'''

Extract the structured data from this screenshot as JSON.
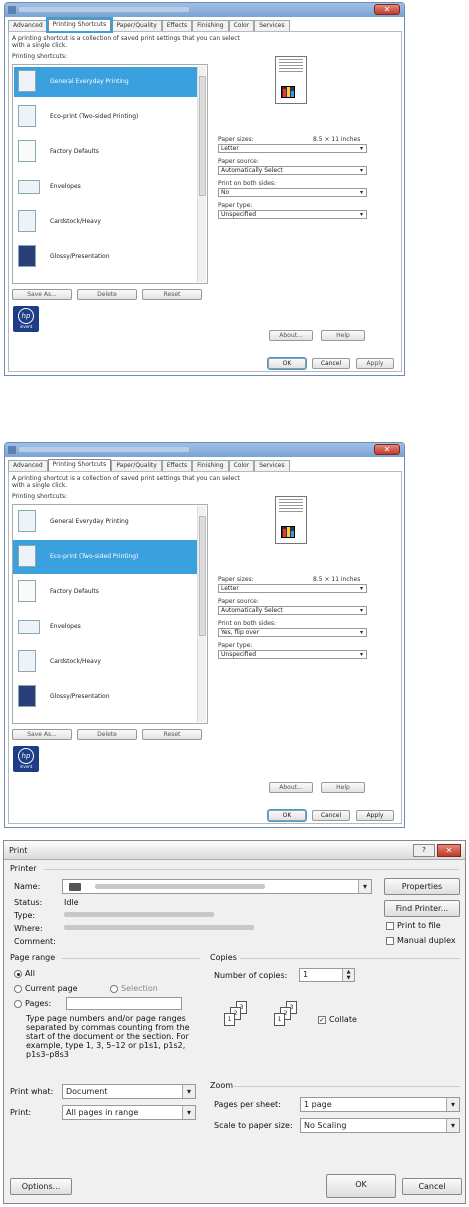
{
  "dialog1": {
    "tabs": [
      "Advanced",
      "Printing Shortcuts",
      "Paper/Quality",
      "Effects",
      "Finishing",
      "Color",
      "Services"
    ],
    "description": "A printing shortcut is a collection of saved print settings that you can select with a single click.",
    "shortcuts_label": "Printing shortcuts:",
    "items": [
      "General Everyday Printing",
      "Eco-print (Two-sided Printing)",
      "Factory Defaults",
      "Envelopes",
      "Cardstock/Heavy",
      "Glossy/Presentation"
    ],
    "buttons": {
      "save_as": "Save As...",
      "delete": "Delete",
      "reset": "Reset"
    },
    "paper_sizes_label": "Paper sizes:",
    "paper_sizes_dim": "8.5 × 11 inches",
    "paper_sizes_value": "Letter",
    "paper_source_label": "Paper source:",
    "paper_source_value": "Automatically Select",
    "print_both_label": "Print on both sides:",
    "print_both_value": "No",
    "paper_type_label": "Paper type:",
    "paper_type_value": "Unspecified",
    "about": "About...",
    "help": "Help",
    "ok": "OK",
    "cancel": "Cancel",
    "apply": "Apply",
    "logo_text": "hp",
    "logo_sub": "invent"
  },
  "dialog2": {
    "print_both_value": "Yes, flip over"
  },
  "print": {
    "title": "Print",
    "help_glyph": "?",
    "close_glyph": "✕",
    "printer_group": "Printer",
    "name_label": "Name:",
    "status_label": "Status:",
    "status_value": "Idle",
    "type_label": "Type:",
    "where_label": "Where:",
    "comment_label": "Comment:",
    "properties": "Properties",
    "find_printer": "Find Printer...",
    "print_to_file": "Print to file",
    "manual_duplex": "Manual duplex",
    "page_range": "Page range",
    "all": "All",
    "current_page": "Current page",
    "selection": "Selection",
    "pages": "Pages:",
    "pages_help": "Type page numbers and/or page ranges separated by commas counting from the start of the document or the section. For example, type 1, 3, 5–12 or p1s1, p1s2, p1s3–p8s3",
    "copies_group": "Copies",
    "number_of_copies": "Number of copies:",
    "copies_value": "1",
    "collate": "Collate",
    "print_what_label": "Print what:",
    "print_what_value": "Document",
    "print_label": "Print:",
    "print_value": "All pages in range",
    "zoom_group": "Zoom",
    "pages_per_sheet_label": "Pages per sheet:",
    "pages_per_sheet_value": "1 page",
    "scale_label": "Scale to paper size:",
    "scale_value": "No Scaling",
    "options": "Options...",
    "ok": "OK",
    "cancel": "Cancel"
  },
  "colors": {
    "accent": "#3aa0de",
    "hp_blue": "#1d3e86"
  }
}
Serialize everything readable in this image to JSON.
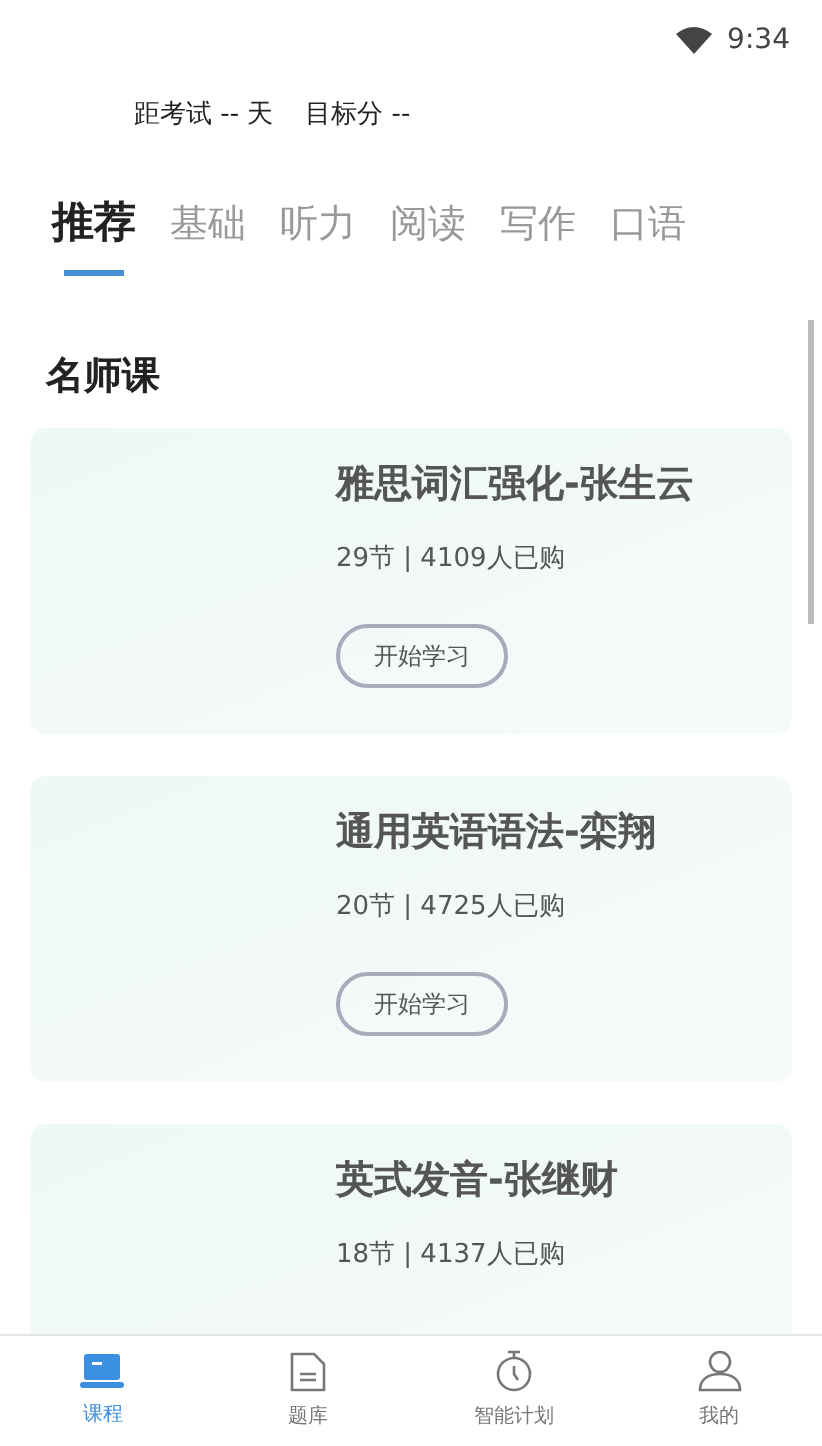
{
  "status_bar": {
    "time": "9:34"
  },
  "exam_info": {
    "days": "距考试 -- 天",
    "target": "目标分 --"
  },
  "tabs": [
    {
      "label": "推荐",
      "selected": true
    },
    {
      "label": "基础",
      "selected": false
    },
    {
      "label": "听力",
      "selected": false
    },
    {
      "label": "阅读",
      "selected": false
    },
    {
      "label": "写作",
      "selected": false
    },
    {
      "label": "口语",
      "selected": false
    }
  ],
  "section_title": "名师课",
  "courses": [
    {
      "title": "雅思词汇强化-张生云",
      "meta": "29节 | 4109人已购",
      "button": "开始学习"
    },
    {
      "title": "通用英语语法-栾翔",
      "meta": "20节 | 4725人已购",
      "button": "开始学习"
    },
    {
      "title": "英式发音-张继财",
      "meta": "18节 | 4137人已购"
    }
  ],
  "bottom_nav": [
    {
      "label": "课程",
      "kind": "laptop",
      "selected": true
    },
    {
      "label": "题库",
      "kind": "document",
      "selected": false
    },
    {
      "label": "智能计划",
      "kind": "timer",
      "selected": false
    },
    {
      "label": "我的",
      "kind": "person",
      "selected": false
    }
  ]
}
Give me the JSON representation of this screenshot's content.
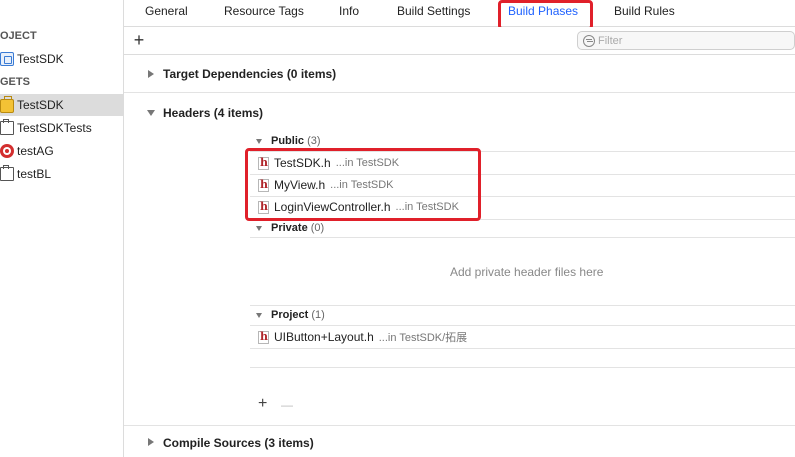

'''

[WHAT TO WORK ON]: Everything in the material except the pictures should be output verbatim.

[RESULT BELOW]:
Extract the structured data from this screenshot as JSON.
{
  "dialog1": {
    "tabs": [
      "Advanced",
      "Printing Shortcuts",
      "Paper/Quality",
      "Effects",
      "Finishing",
      "Color",
      "Services"
    ],
    "description": "A printing shortcut is a collection of saved print settings that you can select with a single click.",
    "shortcuts_label": "Printing shortcuts:",
    "items": [
      "General Everyday Printing",
      "Eco-print (Two-sided Printing)",
      "Factory Defaults",
      "Envelopes",
      "Cardstock/Heavy",
      "Glossy/Presentation"
    ],
    "buttons": {
      "save_as": "Save As...",
      "delete": "Delete",
      "reset": "Reset"
    },
    "paper_sizes_label": "Paper sizes:",
    "paper_sizes_dim": "8.5 × 11 inches",
    "paper_sizes_value": "Letter",
    "paper_source_label": "Paper source:",
    "paper_source_value": "Automatically Select",
    "print_both_label": "Print on both sides:",
    "print_both_value": "No",
    "paper_type_label": "Paper type:",
    "paper_type_value": "Unspecified",
    "about": "About...",
    "help": "Help",
    "ok": "OK",
    "cancel": "Cancel",
    "apply": "Apply",
    "logo_text": "hp",
    "logo_sub": "invent"
  },
  "dialog2": {
    "print_both_value": "Yes, flip over"
  },
  "print": {
    "title": "Print",
    "help_glyph": "?",
    "close_glyph": "✕",
    "printer_group": "Printer",
    "name_label": "Name:",
    "status_label": "Status:",
    "status_value": "Idle",
    "type_label": "Type:",
    "where_label": "Where:",
    "comment_label": "Comment:",
    "properties": "Properties",
    "find_printer": "Find Printer...",
    "print_to_file": "Print to file",
    "manual_duplex": "Manual duplex",
    "page_range": "Page range",
    "all": "All",
    "current_page": "Current page",
    "selection": "Selection",
    "pages": "Pages:",
    "pages_help": "Type page numbers and/or page ranges separated by commas counting from the start of the document or the section. For example, type 1, 3, 5–12 or p1s1, p1s2, p1s3–p8s3",
    "copies_group": "Copies",
    "number_of_copies": "Number of copies:",
    "copies_value": "1",
    "collate": "Collate",
    "print_what_label": "Print what:",
    "print_what_value": "Document",
    "print_label": "Print:",
    "print_value": "All pages in range",
    "zoom_group": "Zoom",
    "pages_per_sheet_label": "Pages per sheet:",
    "pages_per_sheet_value": "1 page",
    "scale_label": "Scale to paper size:",
    "scale_value": "No Scaling",
    "options": "Options...",
    "ok": "OK",
    "cancel": "Cancel"
  },
  "colors": {
    "accent": "#3aa0de",
    "hp_blue": "#1d3e86"
  }
}
Serialize everything readable in this image to JSON.
{
  "status_bar": {
    "time": "9:34"
  },
  "exam_info": {
    "days": "距考试 -- 天",
    "target": "目标分 --"
  },
  "tabs": [
    {
      "label": "推荐",
      "selected": true
    },
    {
      "label": "基础",
      "selected": false
    },
    {
      "label": "听力",
      "selected": false
    },
    {
      "label": "阅读",
      "selected": false
    },
    {
      "label": "写作",
      "selected": false
    },
    {
      "label": "口语",
      "selected": false
    }
  ],
  "section_title": "名师课",
  "courses": [
    {
      "title": "雅思词汇强化-张生云",
      "meta": "29节 | 4109人已购",
      "button": "开始学习"
    },
    {
      "title": "通用英语语法-栾翔",
      "meta": "20节 | 4725人已购",
      "button": "开始学习"
    },
    {
      "title": "英式发音-张继财",
      "meta": "18节 | 4137人已购"
    }
  ],
  "bottom_nav": [
    {
      "label": "课程",
      "kind": "laptop",
      "selected": true
    },
    {
      "label": "题库",
      "kind": "document",
      "selected": false
    },
    {
      "label": "智能计划",
      "kind": "timer",
      "selected": false
    },
    {
      "label": "我的",
      "kind": "person",
      "selected": false
    }
  ]
}
Give me the JSON representation of this screenshot's content.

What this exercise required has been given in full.